If there’s one thing that the Samoan students of Sancta Maria College have been reminded of during Samoan Language Week for 2018 is that no matter where or how far you go, you can never forget where you come from.

They have carried this strong message with them through an incredibly moving and beautiful week that has seen them get the golden opportunity to embrace and share their Samoan culture with the school community and celebrate its rich history and the many things that make the Samoan language so special.

The theme for this year’s Samoan Language Week was “Alofa atu nei, alofa mai taeao.” Which means kindness given is kindness gained. Samoans like to pride themselves on striving to be friendly and loving people who centre their lives on Christ. And this desire to be good people means that when we share our love with others, we will also be able to receive love and that is what Samoan Language Week is all about – being able to spread alofa with one another.

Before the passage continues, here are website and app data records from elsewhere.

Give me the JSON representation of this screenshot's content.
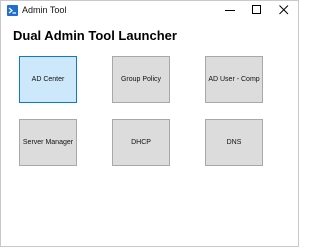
{
  "window": {
    "title": "Admin Tool"
  },
  "controls": {
    "minimize_icon": "minimize-icon",
    "maximize_icon": "maximize-icon",
    "close_icon": "close-icon"
  },
  "main": {
    "heading": "Dual Admin Tool Launcher",
    "tiles": [
      {
        "label": "AD Center",
        "highlighted": true
      },
      {
        "label": "Group Policy",
        "highlighted": false
      },
      {
        "label": "AD User - Comp",
        "highlighted": false
      },
      {
        "label": "Server Manager",
        "highlighted": false
      },
      {
        "label": "DHCP",
        "highlighted": false
      },
      {
        "label": "DNS",
        "highlighted": false
      }
    ]
  },
  "colors": {
    "tile_background": "#dcdcdc",
    "tile_highlight_background": "#cde8fa",
    "tile_highlight_border": "#0f78d7",
    "app_icon": "#1f6fd1"
  }
}
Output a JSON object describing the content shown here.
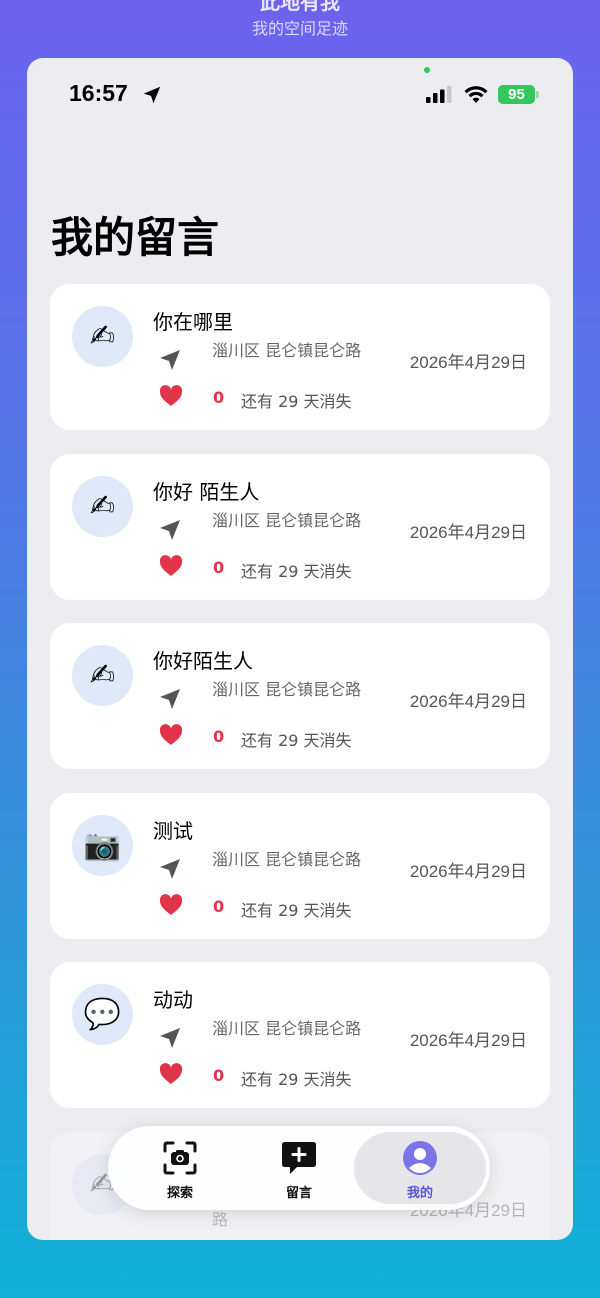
{
  "header": {
    "title": "此地有我",
    "subtitle": "我的空间足迹"
  },
  "status_bar": {
    "time": "16:57",
    "battery": "95"
  },
  "page": {
    "title": "我的留言"
  },
  "messages": [
    {
      "title": "你在哪里",
      "location": "淄川区 昆仑镇昆仑路",
      "date": "2026年4月29日",
      "likes": "0",
      "expire": "还有 29 天消失",
      "icon": "✍"
    },
    {
      "title": "你好 陌生人",
      "location": "淄川区 昆仑镇昆仑路",
      "date": "2026年4月29日",
      "likes": "0",
      "expire": "还有 29 天消失",
      "icon": "✍"
    },
    {
      "title": "你好陌生人",
      "location": "淄川区 昆仑镇昆仑路",
      "date": "2026年4月29日",
      "likes": "0",
      "expire": "还有 29 天消失",
      "icon": "✍"
    },
    {
      "title": "测试",
      "location": "淄川区 昆仑镇昆仑路",
      "date": "2026年4月29日",
      "likes": "0",
      "expire": "还有 29 天消失",
      "icon": "📷"
    },
    {
      "title": "动动",
      "location": "淄川区 昆仑镇昆仑路",
      "date": "2026年4月29日",
      "likes": "0",
      "expire": "还有 29 天消失",
      "icon": "💬"
    },
    {
      "title": "",
      "location": "路",
      "date": "2026年4月29日",
      "likes": "",
      "expire": "",
      "icon": "✍"
    }
  ],
  "tabbar": {
    "explore": "探索",
    "post": "留言",
    "mine": "我的"
  },
  "colors": {
    "accent": "#5b55d6",
    "heart": "#e0344b",
    "battery": "#34c759"
  }
}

It is not very often that the College commemorates Samoan Language Week and this year they went all out, with something held nearly every day of the week. In preparation, a group of Samoan students led by Destiny Mataafa got together to carefully plan performances and a big Samoan lunch.

Music and dance is a way that Samoans like to express themselves and to begin the week, Samoan prayers were read out and a traditional dance was performed at the full school assmbly, which was an amazing experience with a performance of exuberance and vibrancy gracing the stage. The dance was taught by Year 11 student, Nesiah Faalogo Tanoai and her cousin Danielle who took time out of her schedule to come and teach the dancers.

Then on Feast Day the Samoan students wore traditional costume and during the Eucharist sung a Samoan gospel song – ‘The Lord is my light’ by Adeaze. Throughout the week, people from around the school have been learning Samoan words and doing their best to get into the spirit with homeroom teachers and students greeting each other by saying ‘Talofa’.

The week concluded with the College teachers being treated to a delicious and mouth-watering Samoan feast with the foods that are at every Samoan gathering. This included chop suey, taro, coconut buns, pork buns and cocoa rice.

Many thanks to the student leaders and teachers who have been tremendous at putting everything together and for allowing the Samoan students to showcase their unique heritage. Being a minority group at the College, it has been nothing short of inspiring to see so many people wanting to learn, speak and acknowledge the Samoan language. It gives us so much pride in our culture and traditions and we only hope that in the future we will continue to celebrate and recognize Samoan Culture at the College.

Faafetai lava, Ia Manuia Tofa Soifua.

Shontelle Matano